Additionally, the martyred Prince Václav is linked to the earliest reference to the existence of a vineyard at the foot of Prague Castle, where he is said to have raised and harvested the grapes with his own hands.
Nonetheless, the greatest expansion of wine growing in Prague, and the Czech lands in general, took place only with direct support for the diffusion of the vine from King Charles IV. Through his edicts, the Prague vineyards, which then began directly outside the city gates, expanded far beyond the circle of the ramparts. And yet today, there remain in the territory of the city of Prague a mere two vineyards: Grébovka in the district of Vinohrady (literally the former "Royal Vineyards") and St. Clara Vineyard in Trója.
St. Clara Vineyard in Trója
Villa Gröbe (Grébovka) located in park Havlíčkovy sady, Vinohrady
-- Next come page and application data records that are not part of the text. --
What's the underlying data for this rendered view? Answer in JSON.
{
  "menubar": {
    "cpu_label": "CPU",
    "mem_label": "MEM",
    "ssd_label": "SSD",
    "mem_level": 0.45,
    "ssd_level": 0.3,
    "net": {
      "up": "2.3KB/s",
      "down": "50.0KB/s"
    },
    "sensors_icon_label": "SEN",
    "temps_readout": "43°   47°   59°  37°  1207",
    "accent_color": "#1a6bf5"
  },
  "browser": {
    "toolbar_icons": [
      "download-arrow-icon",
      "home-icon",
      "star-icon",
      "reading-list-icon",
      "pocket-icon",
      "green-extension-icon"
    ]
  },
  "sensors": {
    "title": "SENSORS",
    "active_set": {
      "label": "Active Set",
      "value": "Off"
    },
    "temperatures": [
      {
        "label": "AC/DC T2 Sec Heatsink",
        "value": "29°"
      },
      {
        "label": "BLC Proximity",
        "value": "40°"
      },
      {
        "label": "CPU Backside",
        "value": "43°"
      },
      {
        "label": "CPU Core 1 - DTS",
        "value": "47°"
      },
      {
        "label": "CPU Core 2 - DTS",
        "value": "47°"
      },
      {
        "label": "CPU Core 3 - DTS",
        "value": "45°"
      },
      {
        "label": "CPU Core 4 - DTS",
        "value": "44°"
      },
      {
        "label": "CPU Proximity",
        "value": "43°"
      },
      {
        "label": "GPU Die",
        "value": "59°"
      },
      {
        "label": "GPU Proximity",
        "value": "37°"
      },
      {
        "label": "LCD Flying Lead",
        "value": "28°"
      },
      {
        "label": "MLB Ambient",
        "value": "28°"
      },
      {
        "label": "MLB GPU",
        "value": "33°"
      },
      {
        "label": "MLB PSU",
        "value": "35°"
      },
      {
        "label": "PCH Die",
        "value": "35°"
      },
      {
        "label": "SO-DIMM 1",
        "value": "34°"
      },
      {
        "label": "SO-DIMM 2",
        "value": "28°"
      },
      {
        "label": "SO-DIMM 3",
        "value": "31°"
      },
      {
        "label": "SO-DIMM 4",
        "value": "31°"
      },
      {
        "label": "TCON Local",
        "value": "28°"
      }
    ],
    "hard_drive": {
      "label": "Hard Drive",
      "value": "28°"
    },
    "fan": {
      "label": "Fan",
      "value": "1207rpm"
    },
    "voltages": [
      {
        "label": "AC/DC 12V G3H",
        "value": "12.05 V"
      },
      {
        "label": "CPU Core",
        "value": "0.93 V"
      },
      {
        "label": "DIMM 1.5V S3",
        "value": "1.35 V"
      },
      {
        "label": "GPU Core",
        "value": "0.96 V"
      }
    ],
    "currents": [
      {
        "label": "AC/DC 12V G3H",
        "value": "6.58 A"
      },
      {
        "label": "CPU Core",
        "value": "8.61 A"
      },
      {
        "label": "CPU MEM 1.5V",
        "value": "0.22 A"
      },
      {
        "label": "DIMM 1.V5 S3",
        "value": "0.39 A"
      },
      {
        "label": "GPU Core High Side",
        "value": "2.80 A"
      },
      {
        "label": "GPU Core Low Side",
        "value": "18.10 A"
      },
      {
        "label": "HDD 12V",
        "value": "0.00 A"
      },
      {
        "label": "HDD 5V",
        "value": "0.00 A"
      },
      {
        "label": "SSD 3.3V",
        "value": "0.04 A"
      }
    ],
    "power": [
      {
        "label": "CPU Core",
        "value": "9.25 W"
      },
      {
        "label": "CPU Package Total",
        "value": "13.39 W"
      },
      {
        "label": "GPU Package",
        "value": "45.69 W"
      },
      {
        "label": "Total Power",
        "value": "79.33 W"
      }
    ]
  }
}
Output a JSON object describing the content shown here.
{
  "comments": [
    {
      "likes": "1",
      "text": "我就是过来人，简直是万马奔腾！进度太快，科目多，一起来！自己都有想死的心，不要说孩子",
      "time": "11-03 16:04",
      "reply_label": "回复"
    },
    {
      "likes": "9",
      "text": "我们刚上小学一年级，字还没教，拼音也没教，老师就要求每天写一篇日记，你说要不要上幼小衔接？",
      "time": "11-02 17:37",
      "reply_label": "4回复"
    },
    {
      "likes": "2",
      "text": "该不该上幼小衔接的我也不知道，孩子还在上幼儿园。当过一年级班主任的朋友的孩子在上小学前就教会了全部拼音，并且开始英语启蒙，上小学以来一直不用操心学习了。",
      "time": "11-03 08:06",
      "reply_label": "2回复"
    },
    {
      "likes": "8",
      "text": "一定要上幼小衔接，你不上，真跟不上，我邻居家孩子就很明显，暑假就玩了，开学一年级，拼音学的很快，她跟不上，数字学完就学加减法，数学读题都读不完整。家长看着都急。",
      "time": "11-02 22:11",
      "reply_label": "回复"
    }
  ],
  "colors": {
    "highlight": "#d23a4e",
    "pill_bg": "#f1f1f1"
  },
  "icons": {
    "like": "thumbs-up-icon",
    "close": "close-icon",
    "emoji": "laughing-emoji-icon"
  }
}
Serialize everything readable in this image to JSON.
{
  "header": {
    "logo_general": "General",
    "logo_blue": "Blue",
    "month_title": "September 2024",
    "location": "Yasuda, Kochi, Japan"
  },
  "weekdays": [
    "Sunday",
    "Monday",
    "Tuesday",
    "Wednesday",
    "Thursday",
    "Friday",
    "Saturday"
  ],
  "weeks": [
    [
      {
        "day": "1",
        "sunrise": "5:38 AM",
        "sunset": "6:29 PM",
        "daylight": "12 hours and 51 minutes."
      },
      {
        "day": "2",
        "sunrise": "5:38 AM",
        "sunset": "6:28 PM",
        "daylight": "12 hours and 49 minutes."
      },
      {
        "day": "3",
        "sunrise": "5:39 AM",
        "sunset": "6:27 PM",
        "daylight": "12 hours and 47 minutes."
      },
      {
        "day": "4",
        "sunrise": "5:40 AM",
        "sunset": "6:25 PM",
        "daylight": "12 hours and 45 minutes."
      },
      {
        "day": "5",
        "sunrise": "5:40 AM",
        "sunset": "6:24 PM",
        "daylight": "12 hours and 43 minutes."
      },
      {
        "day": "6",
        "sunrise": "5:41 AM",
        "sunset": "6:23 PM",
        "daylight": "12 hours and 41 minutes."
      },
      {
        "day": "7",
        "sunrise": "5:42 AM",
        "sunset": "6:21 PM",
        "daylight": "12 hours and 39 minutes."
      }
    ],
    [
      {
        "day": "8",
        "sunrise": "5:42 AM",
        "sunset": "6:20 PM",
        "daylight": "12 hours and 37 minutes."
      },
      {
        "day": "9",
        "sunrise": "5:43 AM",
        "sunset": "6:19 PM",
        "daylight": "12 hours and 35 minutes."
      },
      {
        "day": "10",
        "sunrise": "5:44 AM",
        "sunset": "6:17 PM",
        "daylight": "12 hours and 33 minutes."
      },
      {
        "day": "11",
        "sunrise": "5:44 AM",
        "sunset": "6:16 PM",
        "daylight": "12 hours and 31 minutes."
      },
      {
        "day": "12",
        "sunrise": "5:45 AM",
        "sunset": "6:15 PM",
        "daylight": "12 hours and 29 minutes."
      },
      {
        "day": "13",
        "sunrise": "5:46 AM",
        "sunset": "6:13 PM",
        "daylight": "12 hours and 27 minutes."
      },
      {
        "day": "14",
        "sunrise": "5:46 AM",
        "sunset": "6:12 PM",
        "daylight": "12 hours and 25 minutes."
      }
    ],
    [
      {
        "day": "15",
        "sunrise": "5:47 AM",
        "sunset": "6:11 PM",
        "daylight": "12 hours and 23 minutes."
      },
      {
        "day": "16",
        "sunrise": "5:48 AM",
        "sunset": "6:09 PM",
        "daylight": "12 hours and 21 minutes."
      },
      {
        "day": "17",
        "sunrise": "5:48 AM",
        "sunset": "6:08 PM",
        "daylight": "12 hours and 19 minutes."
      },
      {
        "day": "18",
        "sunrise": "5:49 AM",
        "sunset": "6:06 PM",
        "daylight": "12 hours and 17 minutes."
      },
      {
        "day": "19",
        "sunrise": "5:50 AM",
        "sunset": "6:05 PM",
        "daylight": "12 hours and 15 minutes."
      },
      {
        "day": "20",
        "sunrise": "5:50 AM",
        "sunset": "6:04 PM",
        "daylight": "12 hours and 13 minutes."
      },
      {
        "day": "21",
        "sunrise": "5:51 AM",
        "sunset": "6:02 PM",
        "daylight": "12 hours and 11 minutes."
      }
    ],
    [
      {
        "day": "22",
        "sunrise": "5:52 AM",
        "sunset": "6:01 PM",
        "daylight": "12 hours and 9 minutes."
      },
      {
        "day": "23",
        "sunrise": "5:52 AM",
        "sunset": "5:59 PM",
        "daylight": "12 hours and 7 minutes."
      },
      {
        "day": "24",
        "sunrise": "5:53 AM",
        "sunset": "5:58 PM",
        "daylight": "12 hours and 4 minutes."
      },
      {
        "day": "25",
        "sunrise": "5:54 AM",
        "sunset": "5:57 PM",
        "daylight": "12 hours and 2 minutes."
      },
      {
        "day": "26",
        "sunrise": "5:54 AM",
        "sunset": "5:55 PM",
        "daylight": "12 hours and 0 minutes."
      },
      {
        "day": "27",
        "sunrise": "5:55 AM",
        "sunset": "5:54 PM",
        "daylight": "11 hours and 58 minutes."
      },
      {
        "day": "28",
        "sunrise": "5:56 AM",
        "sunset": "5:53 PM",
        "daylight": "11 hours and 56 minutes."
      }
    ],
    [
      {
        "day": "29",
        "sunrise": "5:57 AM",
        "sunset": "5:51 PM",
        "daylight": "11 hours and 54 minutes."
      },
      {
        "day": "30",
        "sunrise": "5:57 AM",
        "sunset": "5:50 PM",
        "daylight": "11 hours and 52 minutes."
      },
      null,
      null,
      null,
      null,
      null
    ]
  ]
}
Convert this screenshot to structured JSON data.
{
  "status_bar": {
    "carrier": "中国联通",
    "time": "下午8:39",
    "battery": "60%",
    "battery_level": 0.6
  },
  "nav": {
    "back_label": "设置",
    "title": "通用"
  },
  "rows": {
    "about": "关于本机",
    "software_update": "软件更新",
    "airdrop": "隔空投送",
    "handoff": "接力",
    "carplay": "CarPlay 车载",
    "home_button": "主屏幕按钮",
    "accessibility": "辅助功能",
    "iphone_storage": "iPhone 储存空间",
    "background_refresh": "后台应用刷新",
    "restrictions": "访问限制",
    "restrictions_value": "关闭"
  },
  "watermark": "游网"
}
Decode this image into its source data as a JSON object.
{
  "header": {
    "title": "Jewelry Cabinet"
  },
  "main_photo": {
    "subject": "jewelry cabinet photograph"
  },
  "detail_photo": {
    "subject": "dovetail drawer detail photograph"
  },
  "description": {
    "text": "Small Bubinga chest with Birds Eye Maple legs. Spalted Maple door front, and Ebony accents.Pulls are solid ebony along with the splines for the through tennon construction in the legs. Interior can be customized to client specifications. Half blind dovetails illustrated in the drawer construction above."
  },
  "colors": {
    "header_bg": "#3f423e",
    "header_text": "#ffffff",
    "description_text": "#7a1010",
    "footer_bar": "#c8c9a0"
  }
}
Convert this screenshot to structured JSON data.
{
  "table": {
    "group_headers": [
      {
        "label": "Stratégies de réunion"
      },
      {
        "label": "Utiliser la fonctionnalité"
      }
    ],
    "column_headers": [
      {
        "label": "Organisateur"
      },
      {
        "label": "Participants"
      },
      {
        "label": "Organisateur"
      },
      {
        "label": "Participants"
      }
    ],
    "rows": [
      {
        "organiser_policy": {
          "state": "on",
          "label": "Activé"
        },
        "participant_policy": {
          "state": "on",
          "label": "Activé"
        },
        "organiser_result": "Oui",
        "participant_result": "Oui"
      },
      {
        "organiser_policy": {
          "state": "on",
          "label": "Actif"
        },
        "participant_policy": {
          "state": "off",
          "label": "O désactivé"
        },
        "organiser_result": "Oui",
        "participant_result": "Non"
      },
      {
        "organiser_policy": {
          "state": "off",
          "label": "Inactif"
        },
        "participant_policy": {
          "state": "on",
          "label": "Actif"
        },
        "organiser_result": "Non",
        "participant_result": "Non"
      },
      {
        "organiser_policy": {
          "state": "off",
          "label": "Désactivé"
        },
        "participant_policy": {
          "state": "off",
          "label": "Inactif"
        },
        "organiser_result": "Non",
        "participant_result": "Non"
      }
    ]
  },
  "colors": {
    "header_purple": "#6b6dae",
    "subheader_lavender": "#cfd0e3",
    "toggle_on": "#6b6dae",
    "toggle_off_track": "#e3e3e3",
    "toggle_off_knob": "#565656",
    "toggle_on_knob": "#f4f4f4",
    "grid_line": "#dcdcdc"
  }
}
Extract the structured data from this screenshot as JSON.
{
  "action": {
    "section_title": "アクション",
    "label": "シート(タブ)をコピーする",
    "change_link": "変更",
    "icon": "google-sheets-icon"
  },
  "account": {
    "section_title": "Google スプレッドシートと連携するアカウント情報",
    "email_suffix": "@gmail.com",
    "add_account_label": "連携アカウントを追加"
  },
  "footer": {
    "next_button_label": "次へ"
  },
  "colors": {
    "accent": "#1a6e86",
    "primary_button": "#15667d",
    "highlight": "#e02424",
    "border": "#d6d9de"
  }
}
Today the building is home to Restaurant Zlatý Hrozen, where you can enjoy limited quantities of wines imported to the Czech Republic from France, Italy and Chile by Víno Zlatý Hrozen
Location: Železná 7, Praha 1, Staré město (Old Town)
Today we honor Beáta. Happy name day, Beáta!
The name Beáta is of Latin origin and means "blessed".
Monday, October 24, 2011
Tiffany & Co. is opening its first store in Eastern Europe...guess where? That's right, in PRAGUE! Here's the article from CZECHPOSITION
Tiffany & Co. to open Prague store, first in CEE
Tiffany & Co. plan to open a Prague store next summer — the US jeweler’s first location in Eastern Europe — on the Czech capital’s high street.
US jewelers Tiffany & Co. have announced plans to open a store in Prague in the summer of 2012, marking the luxury retailer’s first location in Eastern Europe. It will be located on Pařížská Street, the Czech capital’s high street, directly opposite Gucci and Lacoste stores.
“The opening of our first store in Eastern Europe marks a significant strategic move for Tiffany, as we further develop and grow our business throughout Europe,” said Melvyn Kirtley, the group’s vice president for Europe, in a press release.
The approximately 240 square meters of retail space is designed with elements of Tiffany’s famous flagship store in New York, including custom furnishings and showcases that incorporate the company’s delicate wheatleaf, floral and dragonfly patterns, as well as elegant fluting and the distinctive Tiffany Blue, it said.
Among the Tiffany & Co.collections that will be offered in the new store are exquisite diamonds in platinum and 18 karat gold settings, engagement, fine and fashion jewelry, sterling silver jewelry, watches and gifts, as well as the celebrated designs of Elsa Peretti and Paloma Picasso.
I don't know about you but when I think of Tiffany's I think of Audrey Hepburn as Holly Golightly...
"If I could find a real life place to make me feel like Tiffany's, then I'd buy some furniture and give the cat a name." --Holly.